[Items from an interface collection]
**********

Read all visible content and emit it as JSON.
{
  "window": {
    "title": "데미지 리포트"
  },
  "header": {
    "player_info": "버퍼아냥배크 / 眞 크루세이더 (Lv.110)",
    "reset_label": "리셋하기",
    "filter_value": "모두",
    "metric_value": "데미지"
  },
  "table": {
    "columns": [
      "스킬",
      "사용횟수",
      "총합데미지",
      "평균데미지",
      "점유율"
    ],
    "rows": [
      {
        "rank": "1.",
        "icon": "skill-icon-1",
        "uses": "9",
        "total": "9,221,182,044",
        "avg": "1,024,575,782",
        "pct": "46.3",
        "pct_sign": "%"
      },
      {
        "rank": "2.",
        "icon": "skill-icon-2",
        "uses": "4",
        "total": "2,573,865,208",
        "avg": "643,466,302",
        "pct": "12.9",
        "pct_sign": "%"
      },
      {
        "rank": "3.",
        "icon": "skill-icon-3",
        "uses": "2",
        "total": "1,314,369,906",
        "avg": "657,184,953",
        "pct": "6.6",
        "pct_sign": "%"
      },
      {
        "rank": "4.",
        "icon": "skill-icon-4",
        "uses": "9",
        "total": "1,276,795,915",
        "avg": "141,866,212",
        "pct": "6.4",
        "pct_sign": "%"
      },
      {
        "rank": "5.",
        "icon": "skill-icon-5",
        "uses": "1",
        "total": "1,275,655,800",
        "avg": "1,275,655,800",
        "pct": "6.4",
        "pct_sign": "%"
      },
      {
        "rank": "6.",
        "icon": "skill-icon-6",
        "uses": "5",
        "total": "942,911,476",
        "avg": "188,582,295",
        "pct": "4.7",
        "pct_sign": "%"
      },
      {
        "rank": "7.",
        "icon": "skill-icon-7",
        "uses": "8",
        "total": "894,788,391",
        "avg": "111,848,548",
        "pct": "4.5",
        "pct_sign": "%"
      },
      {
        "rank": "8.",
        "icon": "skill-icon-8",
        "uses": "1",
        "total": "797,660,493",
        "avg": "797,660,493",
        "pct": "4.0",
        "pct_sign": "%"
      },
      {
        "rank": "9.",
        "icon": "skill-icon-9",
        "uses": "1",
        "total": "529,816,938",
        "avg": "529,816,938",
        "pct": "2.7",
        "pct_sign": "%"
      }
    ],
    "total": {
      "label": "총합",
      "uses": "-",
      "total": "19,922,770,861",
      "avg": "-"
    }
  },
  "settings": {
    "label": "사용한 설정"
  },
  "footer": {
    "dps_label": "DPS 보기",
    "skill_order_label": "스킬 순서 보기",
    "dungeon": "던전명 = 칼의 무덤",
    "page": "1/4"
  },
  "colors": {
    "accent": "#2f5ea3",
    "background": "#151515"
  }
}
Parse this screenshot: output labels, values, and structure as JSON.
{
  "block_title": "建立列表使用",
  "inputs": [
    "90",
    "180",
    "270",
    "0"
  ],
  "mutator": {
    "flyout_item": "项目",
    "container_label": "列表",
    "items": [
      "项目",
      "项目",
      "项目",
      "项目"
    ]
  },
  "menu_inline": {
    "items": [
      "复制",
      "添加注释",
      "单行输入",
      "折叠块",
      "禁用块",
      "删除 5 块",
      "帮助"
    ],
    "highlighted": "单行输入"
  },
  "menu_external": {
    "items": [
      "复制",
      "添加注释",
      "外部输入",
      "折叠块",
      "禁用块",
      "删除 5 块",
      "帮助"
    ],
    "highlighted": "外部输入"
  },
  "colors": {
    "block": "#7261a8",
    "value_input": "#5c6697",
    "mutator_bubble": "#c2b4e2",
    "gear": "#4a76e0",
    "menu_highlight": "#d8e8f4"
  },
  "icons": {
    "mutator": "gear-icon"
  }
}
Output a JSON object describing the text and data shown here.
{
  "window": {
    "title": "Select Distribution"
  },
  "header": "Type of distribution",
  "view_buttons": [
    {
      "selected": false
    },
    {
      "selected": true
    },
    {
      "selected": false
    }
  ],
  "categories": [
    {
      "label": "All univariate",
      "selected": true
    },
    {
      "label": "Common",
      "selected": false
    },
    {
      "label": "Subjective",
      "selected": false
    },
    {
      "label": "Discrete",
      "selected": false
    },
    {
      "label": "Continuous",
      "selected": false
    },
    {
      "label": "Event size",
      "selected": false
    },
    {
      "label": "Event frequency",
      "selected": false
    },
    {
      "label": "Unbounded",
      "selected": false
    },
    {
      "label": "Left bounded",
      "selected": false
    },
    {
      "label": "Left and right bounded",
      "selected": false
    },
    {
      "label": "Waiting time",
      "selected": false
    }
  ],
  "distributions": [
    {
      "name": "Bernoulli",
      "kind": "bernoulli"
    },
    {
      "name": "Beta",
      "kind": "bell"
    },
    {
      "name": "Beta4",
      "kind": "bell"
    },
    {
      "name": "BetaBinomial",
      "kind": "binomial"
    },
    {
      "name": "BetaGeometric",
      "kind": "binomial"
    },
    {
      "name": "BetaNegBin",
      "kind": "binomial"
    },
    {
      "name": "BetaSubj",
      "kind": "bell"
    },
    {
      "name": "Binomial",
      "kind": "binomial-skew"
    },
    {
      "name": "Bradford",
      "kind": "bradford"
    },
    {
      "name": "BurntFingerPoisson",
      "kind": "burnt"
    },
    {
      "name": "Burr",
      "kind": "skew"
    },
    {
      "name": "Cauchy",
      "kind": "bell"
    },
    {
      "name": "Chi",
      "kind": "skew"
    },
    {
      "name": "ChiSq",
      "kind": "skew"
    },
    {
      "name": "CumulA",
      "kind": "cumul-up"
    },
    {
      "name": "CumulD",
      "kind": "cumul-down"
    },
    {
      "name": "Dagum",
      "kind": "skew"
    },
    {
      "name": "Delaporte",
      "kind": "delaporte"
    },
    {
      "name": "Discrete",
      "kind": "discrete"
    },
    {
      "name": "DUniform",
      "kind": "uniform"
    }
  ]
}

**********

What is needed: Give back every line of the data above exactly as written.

Response to this task:
Read all visible content and emit it as JSON.
{
  "window": {
    "title": "데미지 리포트"
  },
  "header": {
    "player_info": "버퍼아냥배크 / 眞 크루세이더 (Lv.110)",
    "reset_label": "리셋하기",
    "filter_value": "모두",
    "metric_value": "데미지"
  },
  "table": {
    "columns": [
      "스킬",
      "사용횟수",
      "총합데미지",
      "평균데미지",
      "점유율"
    ],
    "rows": [
      {
        "rank": "1.",
        "icon": "skill-icon-1",
        "uses": "9",
        "total": "9,221,182,044",
        "avg": "1,024,575,782",
        "pct": "46.3",
        "pct_sign": "%"
      },
      {
        "rank": "2.",
        "icon": "skill-icon-2",
        "uses": "4",
        "total": "2,573,865,208",
        "avg": "643,466,302",
        "pct": "12.9",
        "pct_sign": "%"
      },
      {
        "rank": "3.",
        "icon": "skill-icon-3",
        "uses": "2",
        "total": "1,314,369,906",
        "avg": "657,184,953",
        "pct": "6.6",
        "pct_sign": "%"
      },
      {
        "rank": "4.",
        "icon": "skill-icon-4",
        "uses": "9",
        "total": "1,276,795,915",
        "avg": "141,866,212",
        "pct": "6.4",
        "pct_sign": "%"
      },
      {
        "rank": "5.",
        "icon": "skill-icon-5",
        "uses": "1",
        "total": "1,275,655,800",
        "avg": "1,275,655,800",
        "pct": "6.4",
        "pct_sign": "%"
      },
      {
        "rank": "6.",
        "icon": "skill-icon-6",
        "uses": "5",
        "total": "942,911,476",
        "avg": "188,582,295",
        "pct": "4.7",
        "pct_sign": "%"
      },
      {
        "rank": "7.",
        "icon": "skill-icon-7",
        "uses": "8",
        "total": "894,788,391",
        "avg": "111,848,548",
        "pct": "4.5",
        "pct_sign": "%"
      },
      {
        "rank": "8.",
        "icon": "skill-icon-8",
        "uses": "1",
        "total": "797,660,493",
        "avg": "797,660,493",
        "pct": "4.0",
        "pct_sign": "%"
      },
      {
        "rank": "9.",
        "icon": "skill-icon-9",
        "uses": "1",
        "total": "529,816,938",
        "avg": "529,816,938",
        "pct": "2.7",
        "pct_sign": "%"
      }
    ],
    "total": {
      "label": "총합",
      "uses": "-",
      "total": "19,922,770,861",
      "avg": "-"
    }
  },
  "settings": {
    "label": "사용한 설정"
  },
  "footer": {
    "dps_label": "DPS 보기",
    "skill_order_label": "스킬 순서 보기",
    "dungeon": "던전명 = 칼의 무덤",
    "page": "1/4"
  },
  "colors": {
    "accent": "#2f5ea3",
    "background": "#151515"
  }
}
Parse this screenshot: output labels, values, and structure as JSON.
{
  "block_title": "建立列表使用",
  "inputs": [
    "90",
    "180",
    "270",
    "0"
  ],
  "mutator": {
    "flyout_item": "项目",
    "container_label": "列表",
    "items": [
      "项目",
      "项目",
      "项目",
      "项目"
    ]
  },
  "menu_inline": {
    "items": [
      "复制",
      "添加注释",
      "单行输入",
      "折叠块",
      "禁用块",
      "删除 5 块",
      "帮助"
    ],
    "highlighted": "单行输入"
  },
  "menu_external": {
    "items": [
      "复制",
      "添加注释",
      "外部输入",
      "折叠块",
      "禁用块",
      "删除 5 块",
      "帮助"
    ],
    "highlighted": "外部输入"
  },
  "colors": {
    "block": "#7261a8",
    "value_input": "#5c6697",
    "mutator_bubble": "#c2b4e2",
    "gear": "#4a76e0",
    "menu_highlight": "#d8e8f4"
  },
  "icons": {
    "mutator": "gear-icon"
  }
}
Output a JSON object describing the text and data shown here.
{
  "window": {
    "title": "Select Distribution"
  },
  "header": "Type of distribution",
  "view_buttons": [
    {
      "selected": false
    },
    {
      "selected": true
    },
    {
      "selected": false
    }
  ],
  "categories": [
    {
      "label": "All univariate",
      "selected": true
    },
    {
      "label": "Common",
      "selected": false
    },
    {
      "label": "Subjective",
      "selected": false
    },
    {
      "label": "Discrete",
      "selected": false
    },
    {
      "label": "Continuous",
      "selected": false
    },
    {
      "label": "Event size",
      "selected": false
    },
    {
      "label": "Event frequency",
      "selected": false
    },
    {
      "label": "Unbounded",
      "selected": false
    },
    {
      "label": "Left bounded",
      "selected": false
    },
    {
      "label": "Left and right bounded",
      "selected": false
    },
    {
      "label": "Waiting time",
      "selected": false
    }
  ],
  "distributions": [
    {
      "name": "Bernoulli",
      "kind": "bernoulli"
    },
    {
      "name": "Beta",
      "kind": "bell"
    },
    {
      "name": "Beta4",
      "kind": "bell"
    },
    {
      "name": "BetaBinomial",
      "kind": "binomial"
    },
    {
      "name": "BetaGeometric",
      "kind": "binomial"
    },
    {
      "name": "BetaNegBin",
      "kind": "binomial"
    },
    {
      "name": "BetaSubj",
      "kind": "bell"
    },
    {
      "name": "Binomial",
      "kind": "binomial-skew"
    },
    {
      "name": "Bradford",
      "kind": "bradford"
    },
    {
      "name": "BurntFingerPoisson",
      "kind": "burnt"
    },
    {
      "name": "Burr",
      "kind": "skew"
    },
    {
      "name": "Cauchy",
      "kind": "bell"
    },
    {
      "name": "Chi",
      "kind": "skew"
    },
    {
      "name": "ChiSq",
      "kind": "skew"
    },
    {
      "name": "CumulA",
      "kind": "cumul-up"
    },
    {
      "name": "CumulD",
      "kind": "cumul-down"
    },
    {
      "name": "Dagum",
      "kind": "skew"
    },
    {
      "name": "Delaporte",
      "kind": "delaporte"
    },
    {
      "name": "Discrete",
      "kind": "discrete"
    },
    {
      "name": "DUniform",
      "kind": "uniform"
    }
  ]
}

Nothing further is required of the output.